by Kyle Mittan
Southern Arizona's Legislative District 9 is one of the most competitive in the state. Although it leans slightly Democratic, the district—which includes the Catalina Foothills, north-central Tucson and the Casas Adobes area—is now represented by Republican Ethan Orr and Democrat Victoria Steele in the Arizona House of Representatives.
But Democrats hope to knock Orr out with challenger Randall Friese, a trauma doc best known for his work on saving lives as the victims of the Jan. 8, 2011, mass shooting arrived at University Medical Center.
“Orr ran a good race last time, but folks didn’t really know his positions on anything,” Pima County Democratic Party Chairman Don Jorgensen said at the post-primary party last week. “Now that he’s been exposed as someone who’s essentially pro-gun and anti-women’s rights, folks who voted for him, even Democrats two years ago, realize that’s not representative of that district.”
At a Clean Elections forum last night, Orr and Friese debated the issues of gun safety, Medicaid expansion, improvements to K-12 education and abortion. Democratic incumbent Victoria Steele did not attend the debate.
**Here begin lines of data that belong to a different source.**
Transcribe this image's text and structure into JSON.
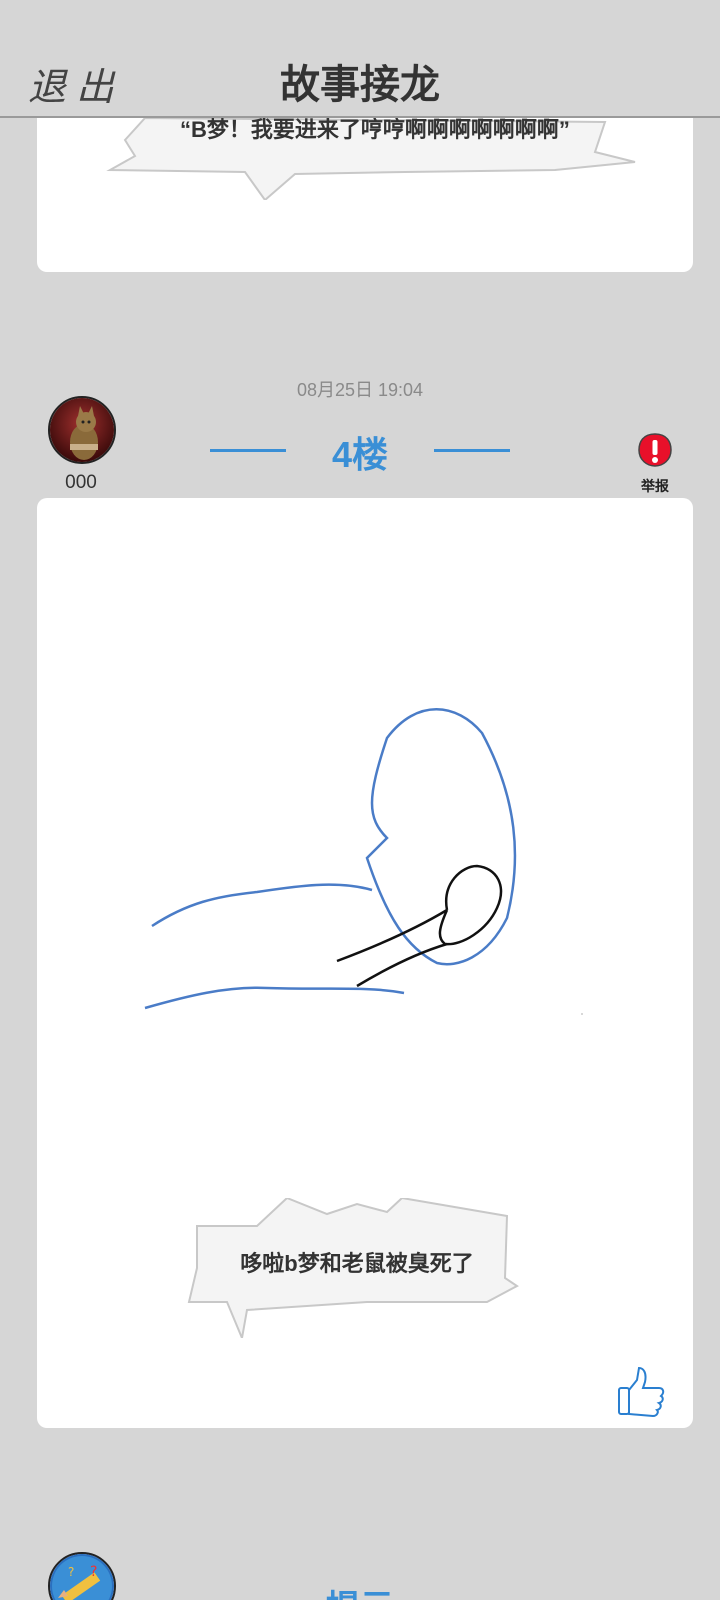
{
  "header": {
    "exit_label": "退出",
    "title": "故事接龙"
  },
  "previous_post": {
    "caption": "“B梦！我要进来了哼哼啊啊啊啊啊啊啊”"
  },
  "post": {
    "timestamp": "08月25日  19:04",
    "floor": "4楼",
    "username": "000",
    "report_label": "举报",
    "caption": "哆啦b梦和老鼠被臭死了",
    "drawing_colors": {
      "blue": "#4a7cc7",
      "black": "#111111"
    }
  },
  "next_section": {
    "label": "提示"
  },
  "colors": {
    "accent": "#3a8fd6",
    "report": "#e8102a",
    "background": "#d6d6d6"
  }
}
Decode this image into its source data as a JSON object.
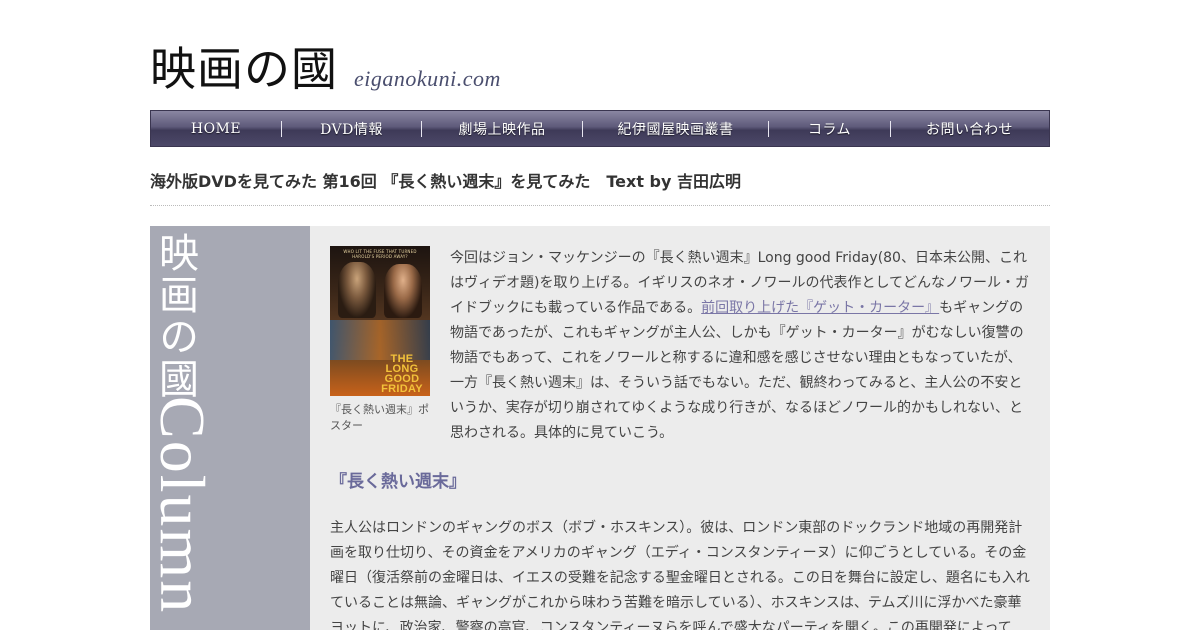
{
  "header": {
    "logo_main": "映画の國",
    "logo_sub": "eiganokuni.com"
  },
  "nav": {
    "items": [
      {
        "label": "HOME"
      },
      {
        "label": "DVD情報"
      },
      {
        "label": "劇場上映作品"
      },
      {
        "label": "紀伊國屋映画叢書"
      },
      {
        "label": "コラム"
      },
      {
        "label": "お問い合わせ"
      }
    ]
  },
  "page": {
    "title": "海外版DVDを見てみた 第16回 『長く熱い週末』を見てみた　Text by 吉田広明"
  },
  "sidebar": {
    "title_jp": "映画の國",
    "title_en": "Column"
  },
  "article": {
    "poster": {
      "tagline": "WHO LIT THE FUSE THAT TURNED HAROLD'S PERIOD AWAY?",
      "title": "THE LONG GOOD FRIDAY",
      "caption": "『長く熱い週末』ポスター"
    },
    "intro_before": "今回はジョン・マッケンジーの『長く熱い週末』Long good Friday(80、日本未公開、これはヴィデオ題)を取り上げる。イギリスのネオ・ノワールの代表作としてどんなノワール・ガイドブックにも載っている作品である。",
    "intro_link": "前回取り上げた『ゲット・カーター』",
    "intro_after": "もギャングの物語であったが、これもギャングが主人公、しかも『ゲット・カーター』がむなしい復讐の物語でもあって、これをノワールと称するに違和感を感じさせない理由ともなっていたが、一方『長く熱い週末』は、そういう話でもない。ただ、観終わってみると、主人公の不安というか、実存が切り崩されてゆくような成り行きが、なるほどノワール的かもしれない、と思わされる。具体的に見ていこう。",
    "section_heading": "『長く熱い週末』",
    "body": "主人公はロンドンのギャングのボス（ボブ・ホスキンス）。彼は、ロンドン東部のドックランド地域の再開発計画を取り仕切り、その資金をアメリカのギャング（エディ・コンスタンティーヌ）に仰ごうとしている。その金曜日（復活祭前の金曜日は、イエスの受難を記念する聖金曜日とされる。この日を舞台に設定し、題名にも入れていることは無論、ギャングがこれから味わう苦難を暗示している）、ホスキンスは、テムズ川に浮かべた豪華ヨットに、政治家、警察の高官、コンスタンティーヌらを呼んで盛大なパーティを開く。この再開発によって"
  },
  "colors": {
    "nav_bg": "#5e5a7a",
    "sidebar_bg": "#a7a9b4",
    "content_bg": "#ececec",
    "link": "#7a76a6",
    "heading": "#6a6a9a"
  }
}
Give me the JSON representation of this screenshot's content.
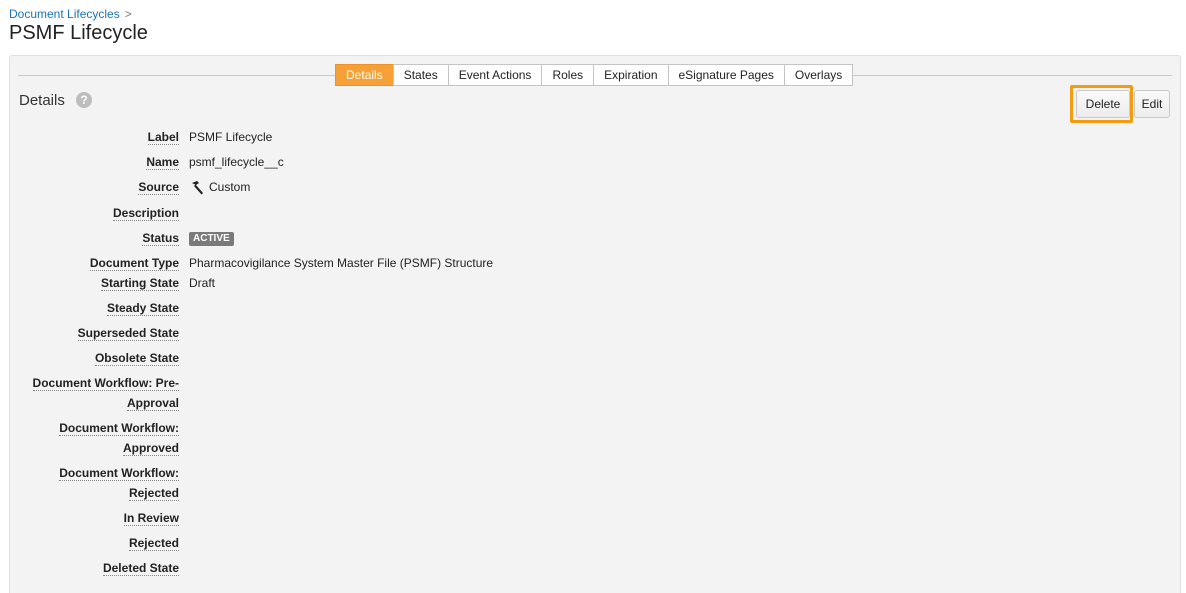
{
  "breadcrumb": {
    "parent": "Document Lifecycles",
    "separator": ">"
  },
  "page_title": "PSMF Lifecycle",
  "tabs": [
    {
      "label": "Details",
      "active": true
    },
    {
      "label": "States"
    },
    {
      "label": "Event Actions"
    },
    {
      "label": "Roles"
    },
    {
      "label": "Expiration"
    },
    {
      "label": "eSignature Pages"
    },
    {
      "label": "Overlays"
    }
  ],
  "section": {
    "title": "Details",
    "help_icon": "?"
  },
  "actions": {
    "delete_label": "Delete",
    "edit_label": "Edit"
  },
  "fields": {
    "label": {
      "label": "Label",
      "value": "PSMF Lifecycle"
    },
    "name": {
      "label": "Name",
      "value": "psmf_lifecycle__c"
    },
    "source": {
      "label": "Source",
      "value": "Custom",
      "icon": "hammer-icon"
    },
    "description": {
      "label": "Description",
      "value": ""
    },
    "status": {
      "label": "Status",
      "value": "ACTIVE"
    },
    "document_type": {
      "label": "Document Type",
      "value": "Pharmacovigilance System Master File (PSMF) Structure"
    },
    "starting_state": {
      "label": "Starting State",
      "value": "Draft"
    },
    "steady_state": {
      "label": "Steady State",
      "value": ""
    },
    "superseded_state": {
      "label": "Superseded State",
      "value": ""
    },
    "obsolete_state": {
      "label": "Obsolete State",
      "value": ""
    },
    "workflow_pre_approval": {
      "label_line1": "Document Workflow: Pre-",
      "label_line2": "Approval",
      "value": ""
    },
    "workflow_approved": {
      "label_line1": "Document Workflow:",
      "label_line2": "Approved",
      "value": ""
    },
    "workflow_rejected": {
      "label_line1": "Document Workflow:",
      "label_line2": "Rejected",
      "value": ""
    },
    "in_review": {
      "label": "In Review",
      "value": ""
    },
    "rejected": {
      "label": "Rejected",
      "value": ""
    },
    "deleted_state": {
      "label": "Deleted State",
      "value": ""
    }
  },
  "colors": {
    "accent": "#f6a137",
    "link": "#1a73b8",
    "highlight": "#f39c12",
    "badge": "#7a7a7a"
  }
}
“We’ve created a very divisive conversation of pro-life, pro-choice,” Orr said, adding that he worked closely with Planned Parenthood and Democratic colleagues on the issue when he took office in 2012. “Every single person in this state wants to see the number of abortions go down. And I think the way that you start is with medically accurate, sex education in the high schools.”
The debate over gun regulation was also a talking point on Wednesday. Friese touted his daily contact with gunshot victims to address the issue.
Friese added that laws like one passed last year that prevents police from destroying a gun turned in by its owner are not representative of the district’s constituency.
“I think that those pieces of legislation were bad for Arizona, bad for our district and bad for our country,” Friese said. “I will stand up to the NRA.”
Several questions also brought up access to public education, an issue at the heart of Friese’s campaign. He criticized the state’s unwillingness to provide funding to teachers.
“The most important thing that we can do in our state is of course fund our schools,” Friese said. “Our teachers need to be funded appropriately and they need to be reimbursed appropriately. Our teachers are leaving our state to other states because we cannot pay them the salaries that they require.”
Orr kept bipartisanship at the center of his narrative throughout the evening, adding after the debate that as a Republican, he would have more influence in the majority caucus in the House of Representatives.
“If two Dems go up for LD9, we lose our seat at the majority table, which is where the budget is set, where the bills are passed, and where the influence is made,” he said. “It is extraordinarily important as a Tucsonan that we have a seat at that table.”